Tuesday was a pretty good day for old-line momentum favorites like Amazon (AMZN) and Alphabet (GOOG) , with the former gaining more than 2% and the latter around 1.3%. Even names like Facebook (FB) , Apple (AAPL) and Netflix (NFLX) managed to close in the black on a day where the E-Mini S&P 500 futures (Es) remained trapped within Tuesday's regular-session range (an inside day). (Alphabet, Facebook and Apple are part of TheStreet's Action Alerts PLUS portfolio.)
A number of smaller-cap names made solid gains during Wednesday's session as well. Names on my watch list, such as Blackhawk Network Holdings (HAWK) , Care.com (CRCM) , Control4 (CTRL) and Titan Machinery (TITN) all surged to new monthly highs on intraday ranges that were at least double their three-month averages. These sort of smaller-cap names have no problem trading on their own momentum, and as we saw Wednesday, often offer better (or at least different) trading opportunities than the equity futures when auctions narrow and volumes begin to decline.

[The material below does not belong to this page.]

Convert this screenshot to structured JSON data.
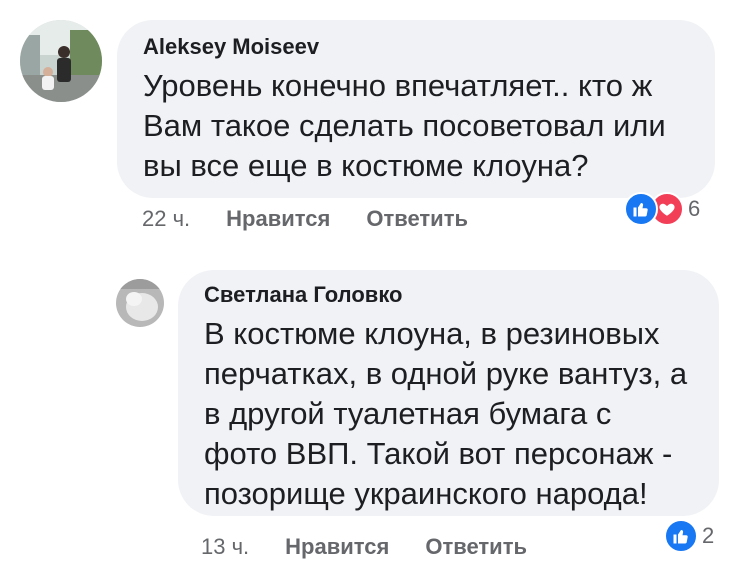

For those trying to stay actively involved while the equity futures figure out which way they want to break, a few additional names on my watch list for day and swing trades are Sinclair Broadcast (SBGI) , Alibaba Group (BABA) , NutriSystem (NTRI) , Paycom Software (PAYC) , Dexcom (DXCM) and Synopsys (SNPS) . All names are strengthening, or already strong. And I am only interested in trading them long.
As far as Wednesday's Es auction is concerned, buyers entered the market one tick ahead of the 2347 to 2348.50 support zone outlined in that morning's Trader's Daily Notebook. And from there, traders auctioned the contract back into our 2358.50 to 2360 resistance zone. Outside of buying the opening dip, I don't believe the auction offered all that much to the active day timeframe participant.
Several Real Money readers asked whether Wednesday's light volume was a noteworthy development, and while it was pretty light, I really don't believe it's a big deal. We've seen this market climb higher on ever-dwindling volume figures for years. So to those who continue to fret over volume, I'd encourage you to let it go.
As far as the numbers are concerned, approximately 1.6 million Es contracts were transacted, on average, each day during the regular session between March 21 and Tuesday. During that time, we saw volume spike as high as 2.43 million regular-session contracts on March 21, and dip as low as 1.31 million regular-session contracts on Monday. Wednesday's regular-session volume came in at 993,000 contracts, or nearly 38% lower than the average for all days between March 21 and Tuesday.
Moving on to Thursday's Es auction, we'll enter the session with a focus on 2352.50 and 2358.50 to 2360. Those currently positioned for an upside drive beyond 2360 would rather not see a single contract transact beneath 2354.75, but in an attempt to avoid being too tied to such a narrow range, I'd suggest those looking long maintain their bullish bias as long as we're trading above 2352.50.
As long as responsive buyers remain active above 2352.50, we'll continue to look for bullish continuation above 2360, with renewed supply expected to enter the auction toward 2370.25 and 2376.25.
A failed trade from 2352.50 opens the door to selling toward 2345.75, with 2332.50 to 2334.75 remaining our secondary, and notably more aggressive, downside target.
Any trading or volume profile related questions can be posted in the comments section below, emailed to me at firstname.lastname@example.org or posted to my Twitter feed @ByrneRWS